Lothal provides the largest collection of antiquities of the Harappan era in Modern India. It shows a single culture site, identical with the Harappan culture in all its variances. The material remains at Lothal reflect the high standards in many areas such as Bead making, Seals ( next only to Mohenjodaro and Harappa), shell objects, copper objects ( an ingot of 99.18% purity has been found), various copper and bronze tools like drill bits, saw, fish hooks, chisel, spears, ornaments etc; stone tools, weaving tools etc. They also invented new tools such as curved saws and twisted drills unknown to other civilizations at the time.

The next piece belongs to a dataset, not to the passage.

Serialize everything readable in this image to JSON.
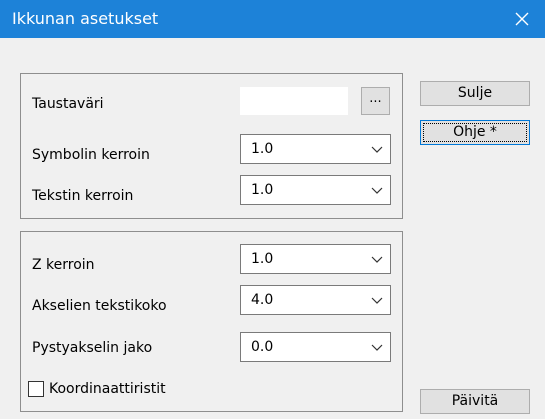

The famous Unicorn seal of circa 2500 BCE. (Image courtesy wiki link)
Standardised weights and measures, various seals with animal motifs along with the Indus language inscriptions. The artifacts have been preserved in the museums. The Swastik seal was also in use. (Image courtesy wiki link)
Ceramic wares had been made of fine clay and smooth, micaceous red surface. A new technique of firing pottery,designated black-and-red ware also existed. Pottery along with painted wares, terracotta figurines, games has been found in good numbers.
Some pottery shards that I found in the area. Washed them before taking the picture below. The pottery painting was rather advanced. A lot of remarkable imagery can be seen on the artefacts displayed in the on sight museum.
Lothal had been one of the most important centers of production of shell- working owing to the abundance of high quality chank shells found in the area. Ivory objects like seals, combs, boxes, have been found. The methods of Lothal bead-makers were so advanced that no improvements have been noted over 4,000 years—modern makers in the Khambhat area follow the same technique.
Lothal produced a large quantity of gold ornaments—the most attractive item being microbeads of gold in numerous strands in necklaces.
Image of gold necklace ( courtesy wiki link).
The archaeologists have discovered ritualistic objects like beads, gold, charred ashes of food, animal bone remains, all indicating practice of animal sacrifice quite like the ancient Vedic religion. There is evidence of animal worship, sea goddess worship and worship of a fire god. It appears that the dead were cremated as only a very small number of burial sites have been found. The existence of seal with the Swastik symbol highlights the continuing religious usage of the symbol by Hindus till date. So we can say to a conclusive extent that religion followed by this Civilisation was similar to ancient Hinduism. ( pre-Vedic and Vedic societies).
The dispersal of the population from this settlement to interior regions has been attributed to tropical storms and floods followed by loss of the main river that caused immense destruction, destabilizing the culture and ultimately causing its end. Topographical analysis also shows that the cause for the abandonment of the city may have been changes in the climate as well as natural disasters.
There is no evidence to show that the end of this city was because of any invasion from outside or any internal violence.
The general picture portrayed in books about ancient Indian history that the major cause for the end of the Indus Valley Civilisation was the onslaught of sword wielding, horse riding Aryan Invaders, who came from the West, appears to be without any physical or scientific evidence.
Lothal is 80 kms from Ahmedabad located at the following co ordinates-
Latitude 22.53 * North
Longitude 72.25* East
PS: Do not miss this site when visiting Gujarat. It takes just half a day and transports you back to those magnificent times when this civilisation surpassed any other contemporary civilisation.
RUCHI PRITAM. (In association with Kumar Jayant).